Records for this exercise Start Marker
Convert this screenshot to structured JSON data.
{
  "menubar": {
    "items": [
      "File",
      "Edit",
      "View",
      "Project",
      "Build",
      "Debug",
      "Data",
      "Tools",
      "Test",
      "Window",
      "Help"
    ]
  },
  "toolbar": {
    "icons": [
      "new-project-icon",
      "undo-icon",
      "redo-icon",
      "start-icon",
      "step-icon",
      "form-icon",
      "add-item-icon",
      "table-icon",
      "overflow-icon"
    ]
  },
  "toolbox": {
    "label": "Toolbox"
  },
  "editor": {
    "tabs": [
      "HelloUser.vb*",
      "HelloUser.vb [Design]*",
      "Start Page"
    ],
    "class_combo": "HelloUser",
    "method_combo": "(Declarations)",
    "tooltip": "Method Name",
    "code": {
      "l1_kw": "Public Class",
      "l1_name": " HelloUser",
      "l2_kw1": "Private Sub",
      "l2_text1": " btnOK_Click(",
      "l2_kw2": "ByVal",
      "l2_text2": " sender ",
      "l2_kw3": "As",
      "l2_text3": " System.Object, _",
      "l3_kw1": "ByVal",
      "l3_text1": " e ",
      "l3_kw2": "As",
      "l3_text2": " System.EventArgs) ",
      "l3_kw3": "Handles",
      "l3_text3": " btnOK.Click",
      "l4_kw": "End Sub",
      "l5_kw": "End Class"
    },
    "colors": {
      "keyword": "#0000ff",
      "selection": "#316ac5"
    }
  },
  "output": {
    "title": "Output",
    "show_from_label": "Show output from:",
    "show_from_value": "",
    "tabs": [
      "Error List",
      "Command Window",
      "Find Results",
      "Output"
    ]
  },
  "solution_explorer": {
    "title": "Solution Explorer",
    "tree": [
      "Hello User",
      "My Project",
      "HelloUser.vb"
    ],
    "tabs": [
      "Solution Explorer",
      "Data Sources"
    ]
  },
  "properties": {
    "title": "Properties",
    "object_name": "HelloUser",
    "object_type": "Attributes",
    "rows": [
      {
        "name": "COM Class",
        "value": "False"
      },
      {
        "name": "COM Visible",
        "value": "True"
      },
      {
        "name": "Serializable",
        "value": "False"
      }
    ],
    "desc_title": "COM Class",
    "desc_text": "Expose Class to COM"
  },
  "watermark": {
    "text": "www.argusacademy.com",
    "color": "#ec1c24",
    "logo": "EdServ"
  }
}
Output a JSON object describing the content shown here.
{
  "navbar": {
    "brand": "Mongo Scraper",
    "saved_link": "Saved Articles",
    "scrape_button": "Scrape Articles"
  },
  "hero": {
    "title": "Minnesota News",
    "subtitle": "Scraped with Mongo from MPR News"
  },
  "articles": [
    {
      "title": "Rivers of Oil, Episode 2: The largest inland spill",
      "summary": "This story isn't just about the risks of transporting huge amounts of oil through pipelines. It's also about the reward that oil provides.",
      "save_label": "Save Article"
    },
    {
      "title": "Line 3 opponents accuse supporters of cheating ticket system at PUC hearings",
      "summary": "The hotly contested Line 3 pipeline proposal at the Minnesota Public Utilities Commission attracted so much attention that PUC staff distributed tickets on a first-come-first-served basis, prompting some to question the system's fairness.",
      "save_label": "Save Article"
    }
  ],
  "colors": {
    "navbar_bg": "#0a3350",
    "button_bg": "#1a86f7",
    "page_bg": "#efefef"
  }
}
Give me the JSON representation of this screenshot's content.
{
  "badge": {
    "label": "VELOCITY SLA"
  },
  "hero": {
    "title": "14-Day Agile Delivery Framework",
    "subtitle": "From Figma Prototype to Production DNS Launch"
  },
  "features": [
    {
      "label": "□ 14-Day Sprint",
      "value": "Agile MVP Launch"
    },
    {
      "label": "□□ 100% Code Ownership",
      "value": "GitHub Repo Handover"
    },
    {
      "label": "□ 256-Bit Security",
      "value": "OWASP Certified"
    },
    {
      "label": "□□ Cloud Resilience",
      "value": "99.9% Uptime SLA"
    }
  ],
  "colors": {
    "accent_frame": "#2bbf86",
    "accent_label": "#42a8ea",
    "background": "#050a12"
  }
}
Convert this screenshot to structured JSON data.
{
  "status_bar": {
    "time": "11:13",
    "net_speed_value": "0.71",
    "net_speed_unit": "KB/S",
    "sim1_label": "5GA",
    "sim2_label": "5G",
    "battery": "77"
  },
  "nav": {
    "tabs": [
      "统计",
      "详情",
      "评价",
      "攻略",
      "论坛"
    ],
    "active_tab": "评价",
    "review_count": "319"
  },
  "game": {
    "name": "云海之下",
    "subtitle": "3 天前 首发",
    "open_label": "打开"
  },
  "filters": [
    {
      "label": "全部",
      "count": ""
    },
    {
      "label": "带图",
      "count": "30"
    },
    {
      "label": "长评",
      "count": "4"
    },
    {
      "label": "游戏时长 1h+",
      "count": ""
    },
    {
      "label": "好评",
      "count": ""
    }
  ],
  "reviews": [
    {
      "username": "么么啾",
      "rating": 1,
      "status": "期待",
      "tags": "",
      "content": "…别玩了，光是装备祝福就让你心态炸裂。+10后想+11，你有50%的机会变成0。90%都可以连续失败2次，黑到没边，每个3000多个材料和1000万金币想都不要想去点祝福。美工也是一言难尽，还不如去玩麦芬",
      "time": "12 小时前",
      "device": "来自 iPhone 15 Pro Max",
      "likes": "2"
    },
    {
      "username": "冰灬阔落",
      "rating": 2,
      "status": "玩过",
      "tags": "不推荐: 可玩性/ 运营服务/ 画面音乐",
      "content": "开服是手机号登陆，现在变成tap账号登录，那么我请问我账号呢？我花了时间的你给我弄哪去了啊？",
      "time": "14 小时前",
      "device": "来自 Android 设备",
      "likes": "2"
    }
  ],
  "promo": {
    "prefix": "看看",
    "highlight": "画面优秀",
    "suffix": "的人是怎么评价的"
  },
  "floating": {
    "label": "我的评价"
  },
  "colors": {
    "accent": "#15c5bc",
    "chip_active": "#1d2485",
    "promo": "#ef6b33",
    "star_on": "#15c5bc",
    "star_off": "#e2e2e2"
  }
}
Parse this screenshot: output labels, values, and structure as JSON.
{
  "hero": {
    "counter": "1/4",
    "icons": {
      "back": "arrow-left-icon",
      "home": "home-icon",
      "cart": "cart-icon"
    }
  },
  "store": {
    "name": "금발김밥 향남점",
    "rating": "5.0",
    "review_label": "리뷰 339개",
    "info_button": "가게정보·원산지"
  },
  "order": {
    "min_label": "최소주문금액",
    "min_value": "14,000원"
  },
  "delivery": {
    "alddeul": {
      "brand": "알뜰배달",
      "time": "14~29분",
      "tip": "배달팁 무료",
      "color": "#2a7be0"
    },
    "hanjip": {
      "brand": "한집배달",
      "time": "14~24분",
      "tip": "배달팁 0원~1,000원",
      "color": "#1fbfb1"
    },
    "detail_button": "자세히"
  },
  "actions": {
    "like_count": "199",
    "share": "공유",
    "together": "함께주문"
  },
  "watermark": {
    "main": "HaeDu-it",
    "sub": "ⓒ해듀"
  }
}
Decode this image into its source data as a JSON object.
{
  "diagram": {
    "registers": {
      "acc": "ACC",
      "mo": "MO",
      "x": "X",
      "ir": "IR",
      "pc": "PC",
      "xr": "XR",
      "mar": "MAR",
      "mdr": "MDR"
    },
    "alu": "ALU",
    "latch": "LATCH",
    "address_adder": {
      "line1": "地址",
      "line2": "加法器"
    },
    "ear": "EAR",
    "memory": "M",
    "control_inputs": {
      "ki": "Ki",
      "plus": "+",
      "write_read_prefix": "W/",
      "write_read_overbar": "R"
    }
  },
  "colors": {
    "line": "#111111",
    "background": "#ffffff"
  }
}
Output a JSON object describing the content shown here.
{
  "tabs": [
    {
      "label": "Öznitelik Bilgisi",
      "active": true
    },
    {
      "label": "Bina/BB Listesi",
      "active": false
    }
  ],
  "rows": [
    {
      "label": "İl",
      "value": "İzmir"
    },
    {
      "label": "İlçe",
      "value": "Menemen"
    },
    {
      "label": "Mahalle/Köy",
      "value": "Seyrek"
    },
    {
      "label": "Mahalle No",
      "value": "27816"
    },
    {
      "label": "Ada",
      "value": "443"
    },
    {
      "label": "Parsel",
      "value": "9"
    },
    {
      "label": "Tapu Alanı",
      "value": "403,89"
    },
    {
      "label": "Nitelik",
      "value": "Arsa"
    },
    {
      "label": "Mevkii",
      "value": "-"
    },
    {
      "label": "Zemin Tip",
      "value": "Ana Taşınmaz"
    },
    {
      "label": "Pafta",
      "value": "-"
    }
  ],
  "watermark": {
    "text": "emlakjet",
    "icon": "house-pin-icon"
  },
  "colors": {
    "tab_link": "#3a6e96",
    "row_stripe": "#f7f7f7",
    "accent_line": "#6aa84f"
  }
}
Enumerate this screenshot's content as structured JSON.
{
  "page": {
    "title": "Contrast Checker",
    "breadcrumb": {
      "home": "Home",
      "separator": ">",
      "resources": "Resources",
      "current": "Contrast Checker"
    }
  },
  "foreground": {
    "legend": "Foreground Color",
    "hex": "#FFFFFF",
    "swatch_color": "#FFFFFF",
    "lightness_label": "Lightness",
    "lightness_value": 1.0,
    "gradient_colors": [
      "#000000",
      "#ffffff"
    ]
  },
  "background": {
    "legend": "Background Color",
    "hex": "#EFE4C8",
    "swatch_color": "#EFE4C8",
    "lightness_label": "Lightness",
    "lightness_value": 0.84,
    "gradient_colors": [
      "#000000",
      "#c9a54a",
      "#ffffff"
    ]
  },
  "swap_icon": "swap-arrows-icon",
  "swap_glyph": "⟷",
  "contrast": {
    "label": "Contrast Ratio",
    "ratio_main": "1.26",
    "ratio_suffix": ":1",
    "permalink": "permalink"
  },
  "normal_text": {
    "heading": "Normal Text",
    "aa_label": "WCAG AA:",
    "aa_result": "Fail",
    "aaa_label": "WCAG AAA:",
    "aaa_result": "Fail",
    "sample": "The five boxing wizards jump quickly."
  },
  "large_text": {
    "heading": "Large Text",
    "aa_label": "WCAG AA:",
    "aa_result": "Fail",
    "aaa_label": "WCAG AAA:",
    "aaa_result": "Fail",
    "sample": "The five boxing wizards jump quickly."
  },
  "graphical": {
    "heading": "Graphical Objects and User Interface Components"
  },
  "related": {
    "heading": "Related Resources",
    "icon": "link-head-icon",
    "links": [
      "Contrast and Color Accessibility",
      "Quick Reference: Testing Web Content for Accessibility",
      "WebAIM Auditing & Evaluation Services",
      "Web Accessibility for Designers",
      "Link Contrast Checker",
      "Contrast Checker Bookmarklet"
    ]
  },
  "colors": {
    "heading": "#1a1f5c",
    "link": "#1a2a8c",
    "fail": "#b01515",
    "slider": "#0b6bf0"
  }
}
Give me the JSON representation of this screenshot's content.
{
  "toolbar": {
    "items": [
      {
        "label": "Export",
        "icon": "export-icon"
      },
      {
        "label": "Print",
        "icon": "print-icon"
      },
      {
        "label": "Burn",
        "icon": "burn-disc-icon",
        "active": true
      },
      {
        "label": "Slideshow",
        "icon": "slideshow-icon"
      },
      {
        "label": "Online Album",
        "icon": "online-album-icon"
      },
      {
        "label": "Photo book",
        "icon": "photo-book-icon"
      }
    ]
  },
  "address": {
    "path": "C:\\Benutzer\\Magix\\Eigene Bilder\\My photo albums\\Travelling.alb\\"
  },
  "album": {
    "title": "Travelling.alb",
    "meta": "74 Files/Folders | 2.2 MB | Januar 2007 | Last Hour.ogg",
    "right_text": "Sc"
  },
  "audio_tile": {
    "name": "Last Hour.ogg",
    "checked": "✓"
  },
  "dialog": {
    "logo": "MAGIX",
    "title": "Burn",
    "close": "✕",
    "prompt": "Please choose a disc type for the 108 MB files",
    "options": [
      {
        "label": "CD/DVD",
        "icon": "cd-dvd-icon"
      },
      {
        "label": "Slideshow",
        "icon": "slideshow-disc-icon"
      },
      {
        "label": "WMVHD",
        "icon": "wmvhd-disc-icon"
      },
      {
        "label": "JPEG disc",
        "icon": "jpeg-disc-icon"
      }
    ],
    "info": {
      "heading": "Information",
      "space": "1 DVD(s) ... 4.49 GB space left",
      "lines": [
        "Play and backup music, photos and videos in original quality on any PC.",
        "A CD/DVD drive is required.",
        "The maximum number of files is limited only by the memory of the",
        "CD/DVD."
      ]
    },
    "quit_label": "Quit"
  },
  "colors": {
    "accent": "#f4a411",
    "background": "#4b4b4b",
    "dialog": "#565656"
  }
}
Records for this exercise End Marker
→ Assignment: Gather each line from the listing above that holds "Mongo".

→ Response area:
    "brand": "Mongo Scraper",
    "subtitle": "Scraped with Mongo from MPR News"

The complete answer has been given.